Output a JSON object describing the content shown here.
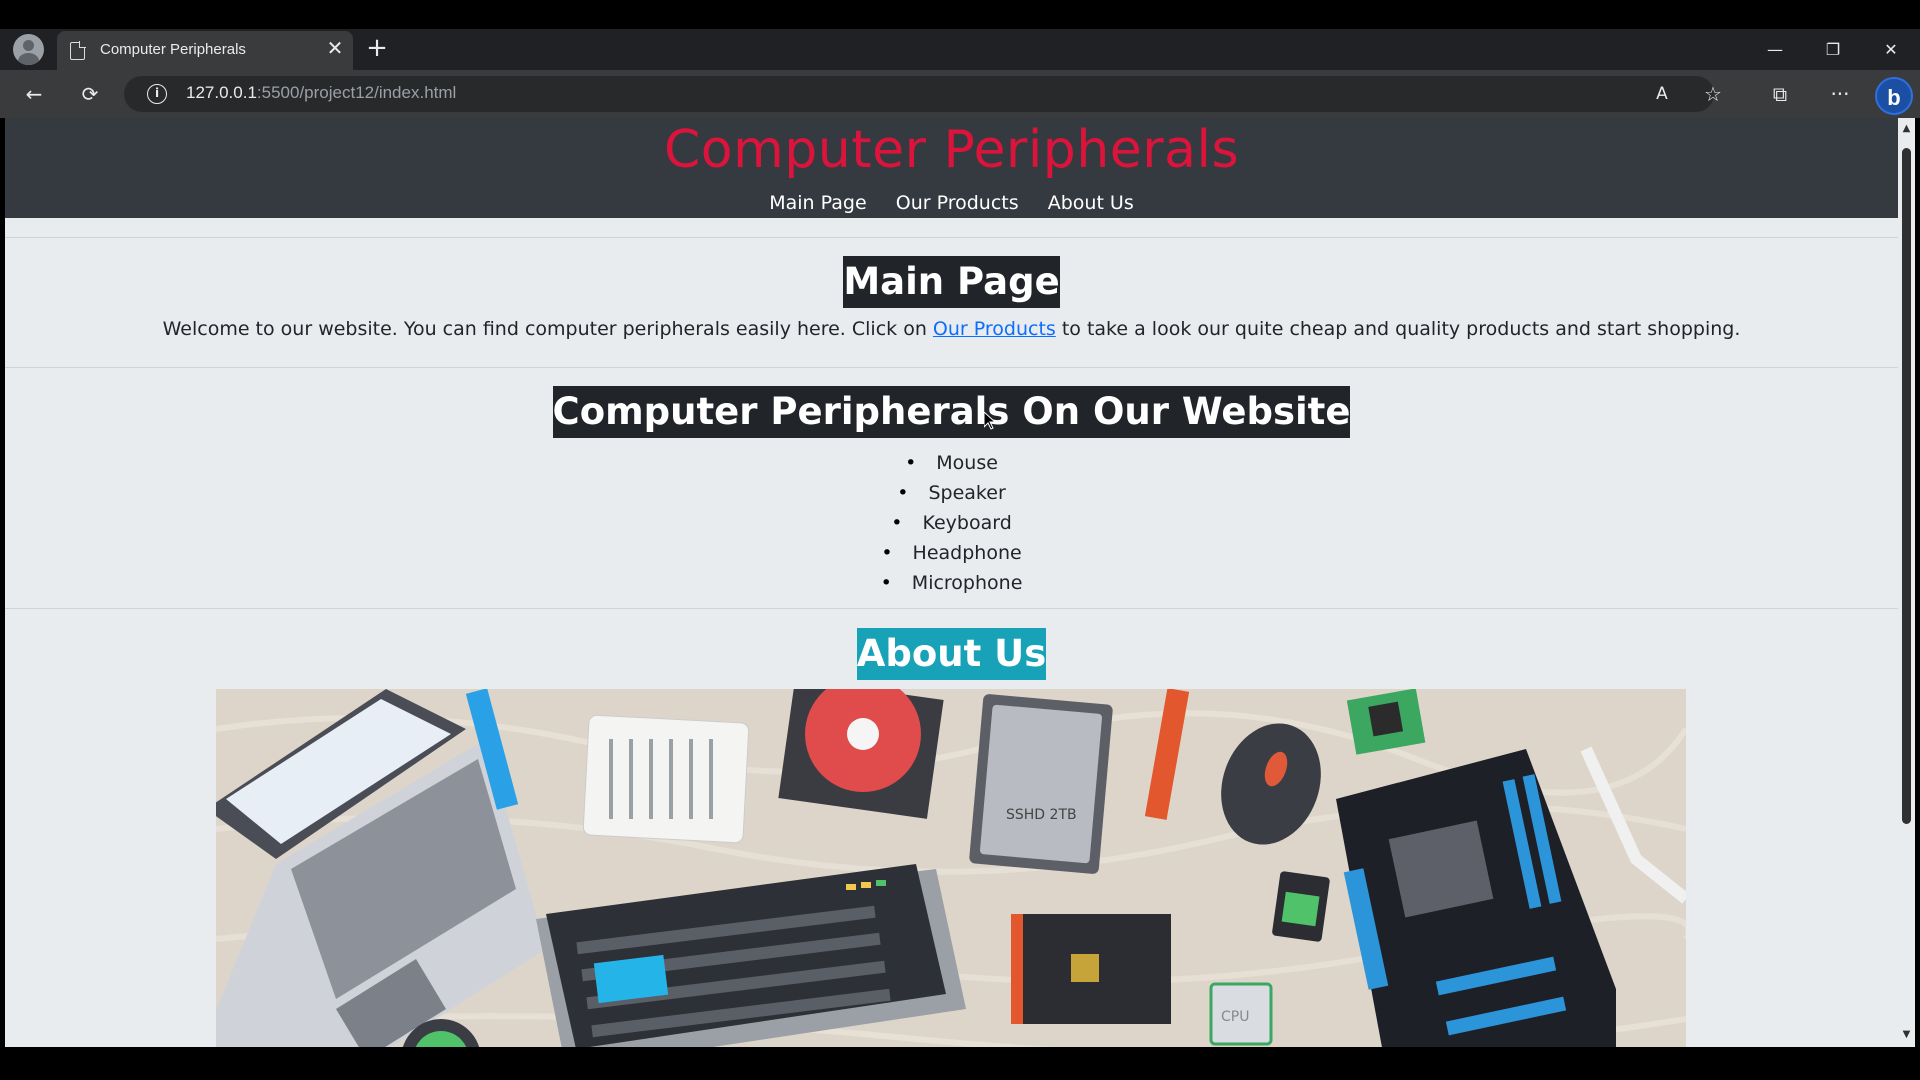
{
  "browser": {
    "tab_title": "Computer Peripherals",
    "tab_close": "✕",
    "new_tab": "+",
    "window_controls": {
      "minimize": "—",
      "restore": "❐",
      "close": "✕"
    },
    "url_host": "127.0.0.1",
    "url_path": ":5500/project12/index.html",
    "toolbar": {
      "back": "←",
      "reload": "⟳",
      "read_aloud": "A",
      "favorite": "☆",
      "extensions": "⧉",
      "more": "···",
      "copilot": "b"
    }
  },
  "site": {
    "title": "Computer Peripherals",
    "nav": [
      "Main Page",
      "Our Products",
      "About Us"
    ]
  },
  "main_section": {
    "heading": "Main Page",
    "text_before": "Welcome to our website. You can find computer peripherals easily here. Click on ",
    "link": "Our Products",
    "text_after": " to take a look our quite cheap and quality products and start shopping."
  },
  "products_section": {
    "heading": "Computer Peripherals On Our Website",
    "items": [
      "Mouse",
      "Speaker",
      "Keyboard",
      "Headphone",
      "Microphone"
    ]
  },
  "about_section": {
    "heading": "About Us",
    "image_label": "SSHD 2TB",
    "cpu_label": "CPU"
  },
  "colors": {
    "header_bg": "#343a40",
    "title_red": "#dc143c",
    "page_bg": "#e9ecef",
    "dark_heading_bg": "#212529",
    "teal_heading_bg": "#17a2b8",
    "link_blue": "#0d6efd"
  }
}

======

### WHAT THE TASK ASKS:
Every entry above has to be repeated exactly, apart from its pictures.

### SOLUTION TO THIS PROBLEM:
Output a JSON object describing the content shown here.
{
  "browser": {
    "tab_title": "Computer Peripherals",
    "tab_close": "✕",
    "new_tab": "+",
    "window_controls": {
      "minimize": "—",
      "restore": "❐",
      "close": "✕"
    },
    "url_host": "127.0.0.1",
    "url_path": ":5500/project12/index.html",
    "toolbar": {
      "back": "←",
      "reload": "⟳",
      "read_aloud": "A",
      "favorite": "☆",
      "extensions": "⧉",
      "more": "···",
      "copilot": "b"
    }
  },
  "site": {
    "title": "Computer Peripherals",
    "nav": [
      "Main Page",
      "Our Products",
      "About Us"
    ]
  },
  "main_section": {
    "heading": "Main Page",
    "text_before": "Welcome to our website. You can find computer peripherals easily here. Click on ",
    "link": "Our Products",
    "text_after": " to take a look our quite cheap and quality products and start shopping."
  },
  "products_section": {
    "heading": "Computer Peripherals On Our Website",
    "items": [
      "Mouse",
      "Speaker",
      "Keyboard",
      "Headphone",
      "Microphone"
    ]
  },
  "about_section": {
    "heading": "About Us",
    "image_label": "SSHD 2TB",
    "cpu_label": "CPU"
  },
  "colors": {
    "header_bg": "#343a40",
    "title_red": "#dc143c",
    "page_bg": "#e9ecef",
    "dark_heading_bg": "#212529",
    "teal_heading_bg": "#17a2b8",
    "link_blue": "#0d6efd"
  }
}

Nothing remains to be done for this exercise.